Stored items from a collection:
|---|

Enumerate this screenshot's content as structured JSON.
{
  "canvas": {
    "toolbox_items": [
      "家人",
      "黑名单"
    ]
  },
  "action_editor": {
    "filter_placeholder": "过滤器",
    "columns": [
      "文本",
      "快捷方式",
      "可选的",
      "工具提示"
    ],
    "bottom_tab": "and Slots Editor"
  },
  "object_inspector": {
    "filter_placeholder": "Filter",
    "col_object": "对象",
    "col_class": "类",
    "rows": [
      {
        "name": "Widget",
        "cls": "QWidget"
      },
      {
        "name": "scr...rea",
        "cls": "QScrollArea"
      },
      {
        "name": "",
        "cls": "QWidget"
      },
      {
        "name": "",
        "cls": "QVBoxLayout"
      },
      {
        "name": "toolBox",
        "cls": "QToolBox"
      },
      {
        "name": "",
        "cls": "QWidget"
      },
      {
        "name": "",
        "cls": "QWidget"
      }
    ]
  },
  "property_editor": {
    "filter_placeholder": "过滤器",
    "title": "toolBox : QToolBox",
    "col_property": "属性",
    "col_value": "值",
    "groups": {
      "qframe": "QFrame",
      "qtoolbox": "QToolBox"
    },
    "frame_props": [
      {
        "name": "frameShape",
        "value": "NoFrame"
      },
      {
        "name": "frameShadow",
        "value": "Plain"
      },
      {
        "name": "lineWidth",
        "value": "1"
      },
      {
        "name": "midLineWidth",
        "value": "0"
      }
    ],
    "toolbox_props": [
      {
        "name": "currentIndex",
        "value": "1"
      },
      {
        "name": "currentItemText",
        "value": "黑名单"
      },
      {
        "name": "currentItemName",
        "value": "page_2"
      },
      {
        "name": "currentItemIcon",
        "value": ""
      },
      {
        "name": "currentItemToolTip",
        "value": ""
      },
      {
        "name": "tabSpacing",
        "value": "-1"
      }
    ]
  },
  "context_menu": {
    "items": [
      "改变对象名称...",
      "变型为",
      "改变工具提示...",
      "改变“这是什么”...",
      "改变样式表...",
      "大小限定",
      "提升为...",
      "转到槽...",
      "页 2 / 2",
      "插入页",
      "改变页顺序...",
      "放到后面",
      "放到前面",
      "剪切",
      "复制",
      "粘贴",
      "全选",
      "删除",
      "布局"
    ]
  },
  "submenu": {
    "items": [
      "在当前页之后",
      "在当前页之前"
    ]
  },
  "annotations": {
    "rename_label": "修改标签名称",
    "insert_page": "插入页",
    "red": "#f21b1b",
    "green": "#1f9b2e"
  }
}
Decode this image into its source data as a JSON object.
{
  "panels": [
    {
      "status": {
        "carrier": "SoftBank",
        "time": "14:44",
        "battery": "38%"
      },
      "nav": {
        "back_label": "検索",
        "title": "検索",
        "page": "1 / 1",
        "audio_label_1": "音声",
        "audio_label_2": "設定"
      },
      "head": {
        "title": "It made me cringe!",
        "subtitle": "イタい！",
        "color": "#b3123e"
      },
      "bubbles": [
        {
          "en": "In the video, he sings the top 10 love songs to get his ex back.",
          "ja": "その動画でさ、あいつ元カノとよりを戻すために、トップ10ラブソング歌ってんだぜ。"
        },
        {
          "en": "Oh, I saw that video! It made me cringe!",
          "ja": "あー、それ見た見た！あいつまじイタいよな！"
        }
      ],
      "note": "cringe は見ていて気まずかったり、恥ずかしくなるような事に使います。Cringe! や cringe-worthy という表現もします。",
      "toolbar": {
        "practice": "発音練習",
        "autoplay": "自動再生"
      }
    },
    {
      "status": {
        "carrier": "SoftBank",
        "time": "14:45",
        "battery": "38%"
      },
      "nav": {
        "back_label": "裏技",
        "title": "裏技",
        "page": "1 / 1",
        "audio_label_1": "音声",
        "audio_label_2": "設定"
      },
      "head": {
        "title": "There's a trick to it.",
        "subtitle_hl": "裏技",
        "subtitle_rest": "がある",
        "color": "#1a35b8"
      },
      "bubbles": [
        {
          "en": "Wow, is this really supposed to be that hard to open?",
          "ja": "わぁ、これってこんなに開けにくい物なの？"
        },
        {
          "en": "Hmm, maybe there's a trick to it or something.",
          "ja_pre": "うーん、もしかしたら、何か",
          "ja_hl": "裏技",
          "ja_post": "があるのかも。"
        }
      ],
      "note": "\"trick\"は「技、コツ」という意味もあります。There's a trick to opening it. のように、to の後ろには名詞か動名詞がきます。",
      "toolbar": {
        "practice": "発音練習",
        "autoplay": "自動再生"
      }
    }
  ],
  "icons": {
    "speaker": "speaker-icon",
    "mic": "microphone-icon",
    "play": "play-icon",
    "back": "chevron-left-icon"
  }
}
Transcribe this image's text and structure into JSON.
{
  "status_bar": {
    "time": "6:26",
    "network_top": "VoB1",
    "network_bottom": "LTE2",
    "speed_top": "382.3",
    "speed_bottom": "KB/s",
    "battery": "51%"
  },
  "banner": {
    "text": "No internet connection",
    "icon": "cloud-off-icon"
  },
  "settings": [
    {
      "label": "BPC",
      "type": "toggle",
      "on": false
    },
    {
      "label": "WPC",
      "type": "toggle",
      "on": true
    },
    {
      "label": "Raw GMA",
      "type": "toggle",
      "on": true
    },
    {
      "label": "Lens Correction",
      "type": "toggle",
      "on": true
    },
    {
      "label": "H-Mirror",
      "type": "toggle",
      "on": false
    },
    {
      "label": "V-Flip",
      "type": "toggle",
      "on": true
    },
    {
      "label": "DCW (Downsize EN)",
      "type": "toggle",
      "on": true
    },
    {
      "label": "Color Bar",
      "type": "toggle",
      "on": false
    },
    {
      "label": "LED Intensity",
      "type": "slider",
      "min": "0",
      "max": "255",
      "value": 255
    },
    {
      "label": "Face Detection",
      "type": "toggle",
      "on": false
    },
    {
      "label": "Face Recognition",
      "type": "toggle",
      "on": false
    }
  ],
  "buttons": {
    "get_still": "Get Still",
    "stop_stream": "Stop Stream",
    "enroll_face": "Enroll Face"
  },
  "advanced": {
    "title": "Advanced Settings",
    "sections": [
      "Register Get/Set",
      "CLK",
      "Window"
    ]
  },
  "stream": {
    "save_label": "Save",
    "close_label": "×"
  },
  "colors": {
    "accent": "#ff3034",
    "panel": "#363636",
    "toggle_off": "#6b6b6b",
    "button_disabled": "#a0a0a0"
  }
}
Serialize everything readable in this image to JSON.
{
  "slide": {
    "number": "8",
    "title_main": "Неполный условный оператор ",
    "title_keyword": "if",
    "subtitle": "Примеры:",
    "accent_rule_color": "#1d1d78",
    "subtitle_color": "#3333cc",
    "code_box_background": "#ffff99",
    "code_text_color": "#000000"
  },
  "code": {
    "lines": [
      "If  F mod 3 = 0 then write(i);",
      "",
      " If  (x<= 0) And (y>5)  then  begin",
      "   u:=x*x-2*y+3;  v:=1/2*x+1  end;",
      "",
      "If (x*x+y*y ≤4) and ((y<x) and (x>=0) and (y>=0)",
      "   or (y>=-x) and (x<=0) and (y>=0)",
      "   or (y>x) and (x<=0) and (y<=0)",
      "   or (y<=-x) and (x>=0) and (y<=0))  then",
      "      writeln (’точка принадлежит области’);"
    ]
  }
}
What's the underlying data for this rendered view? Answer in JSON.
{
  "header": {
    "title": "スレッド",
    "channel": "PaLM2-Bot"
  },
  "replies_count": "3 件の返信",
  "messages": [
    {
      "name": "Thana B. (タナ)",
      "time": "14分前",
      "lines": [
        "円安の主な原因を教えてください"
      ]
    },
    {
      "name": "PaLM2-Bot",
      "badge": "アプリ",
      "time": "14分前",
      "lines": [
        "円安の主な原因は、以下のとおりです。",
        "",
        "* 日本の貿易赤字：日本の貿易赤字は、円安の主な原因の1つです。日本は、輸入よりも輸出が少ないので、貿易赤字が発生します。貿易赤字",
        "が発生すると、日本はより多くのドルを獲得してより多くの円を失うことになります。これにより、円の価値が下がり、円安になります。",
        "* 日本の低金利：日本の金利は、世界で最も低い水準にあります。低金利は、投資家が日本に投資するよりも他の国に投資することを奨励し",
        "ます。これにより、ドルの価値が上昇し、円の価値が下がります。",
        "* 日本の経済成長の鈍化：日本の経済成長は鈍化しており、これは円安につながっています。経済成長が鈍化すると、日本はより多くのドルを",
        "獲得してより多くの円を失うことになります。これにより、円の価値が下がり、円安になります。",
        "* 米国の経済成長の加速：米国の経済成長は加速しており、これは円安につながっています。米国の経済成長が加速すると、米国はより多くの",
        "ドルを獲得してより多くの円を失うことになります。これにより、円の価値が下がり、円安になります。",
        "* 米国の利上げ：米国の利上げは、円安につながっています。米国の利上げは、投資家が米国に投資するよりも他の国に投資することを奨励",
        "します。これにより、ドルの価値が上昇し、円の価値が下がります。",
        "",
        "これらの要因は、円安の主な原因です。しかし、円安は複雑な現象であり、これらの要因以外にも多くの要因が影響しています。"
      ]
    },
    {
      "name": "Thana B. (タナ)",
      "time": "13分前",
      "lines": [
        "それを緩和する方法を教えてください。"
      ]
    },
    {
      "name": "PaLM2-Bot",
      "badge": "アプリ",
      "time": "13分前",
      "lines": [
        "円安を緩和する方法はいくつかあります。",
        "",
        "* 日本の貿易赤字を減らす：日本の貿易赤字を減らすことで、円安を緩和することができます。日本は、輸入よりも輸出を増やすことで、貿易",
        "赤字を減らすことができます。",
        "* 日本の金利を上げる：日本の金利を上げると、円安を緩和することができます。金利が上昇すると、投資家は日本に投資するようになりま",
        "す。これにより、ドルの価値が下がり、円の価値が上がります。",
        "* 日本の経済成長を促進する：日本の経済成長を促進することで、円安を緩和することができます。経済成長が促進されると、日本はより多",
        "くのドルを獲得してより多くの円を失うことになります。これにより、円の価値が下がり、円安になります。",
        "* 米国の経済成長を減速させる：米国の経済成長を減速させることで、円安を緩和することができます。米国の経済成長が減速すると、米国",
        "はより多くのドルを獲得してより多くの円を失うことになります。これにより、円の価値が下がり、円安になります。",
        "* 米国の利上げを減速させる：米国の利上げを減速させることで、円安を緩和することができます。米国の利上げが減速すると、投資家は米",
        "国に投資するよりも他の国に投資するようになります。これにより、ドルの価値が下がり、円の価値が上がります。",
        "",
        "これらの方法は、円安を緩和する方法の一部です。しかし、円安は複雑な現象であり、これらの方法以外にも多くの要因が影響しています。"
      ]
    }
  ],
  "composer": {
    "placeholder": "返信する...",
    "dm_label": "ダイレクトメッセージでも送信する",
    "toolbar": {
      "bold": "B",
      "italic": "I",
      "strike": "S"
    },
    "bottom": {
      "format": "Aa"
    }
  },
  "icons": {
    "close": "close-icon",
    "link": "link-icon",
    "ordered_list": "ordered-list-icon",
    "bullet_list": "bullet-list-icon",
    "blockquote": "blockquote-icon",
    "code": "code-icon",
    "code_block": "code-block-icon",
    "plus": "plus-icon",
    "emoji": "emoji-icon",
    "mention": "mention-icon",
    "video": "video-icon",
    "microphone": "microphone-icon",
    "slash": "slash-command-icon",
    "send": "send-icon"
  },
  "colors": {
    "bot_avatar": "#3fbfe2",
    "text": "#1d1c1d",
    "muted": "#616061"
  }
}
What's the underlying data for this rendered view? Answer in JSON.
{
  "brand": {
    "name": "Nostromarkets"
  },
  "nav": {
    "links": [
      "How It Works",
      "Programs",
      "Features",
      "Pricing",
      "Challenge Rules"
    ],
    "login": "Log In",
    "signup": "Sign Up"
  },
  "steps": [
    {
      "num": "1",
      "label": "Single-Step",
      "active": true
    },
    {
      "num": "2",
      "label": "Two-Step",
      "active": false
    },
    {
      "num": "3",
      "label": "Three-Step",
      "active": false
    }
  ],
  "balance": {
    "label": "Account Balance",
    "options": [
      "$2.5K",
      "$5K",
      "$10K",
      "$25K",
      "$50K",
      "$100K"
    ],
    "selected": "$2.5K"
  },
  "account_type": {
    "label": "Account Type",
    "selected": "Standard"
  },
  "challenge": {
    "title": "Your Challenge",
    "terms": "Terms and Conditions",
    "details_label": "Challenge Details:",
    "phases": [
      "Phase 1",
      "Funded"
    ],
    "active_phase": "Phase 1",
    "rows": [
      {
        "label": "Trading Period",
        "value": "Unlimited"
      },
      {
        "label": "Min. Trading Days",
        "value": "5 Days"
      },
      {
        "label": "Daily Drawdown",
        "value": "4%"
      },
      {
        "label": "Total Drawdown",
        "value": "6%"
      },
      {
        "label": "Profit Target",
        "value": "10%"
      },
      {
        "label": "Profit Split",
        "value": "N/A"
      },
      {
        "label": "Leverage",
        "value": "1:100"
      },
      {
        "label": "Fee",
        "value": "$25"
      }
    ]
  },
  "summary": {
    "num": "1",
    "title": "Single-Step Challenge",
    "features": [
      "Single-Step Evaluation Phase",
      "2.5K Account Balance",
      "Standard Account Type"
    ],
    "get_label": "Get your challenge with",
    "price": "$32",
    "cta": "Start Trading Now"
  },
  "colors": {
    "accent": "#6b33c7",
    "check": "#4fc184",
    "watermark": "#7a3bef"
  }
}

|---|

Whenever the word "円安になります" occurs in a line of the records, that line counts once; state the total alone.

5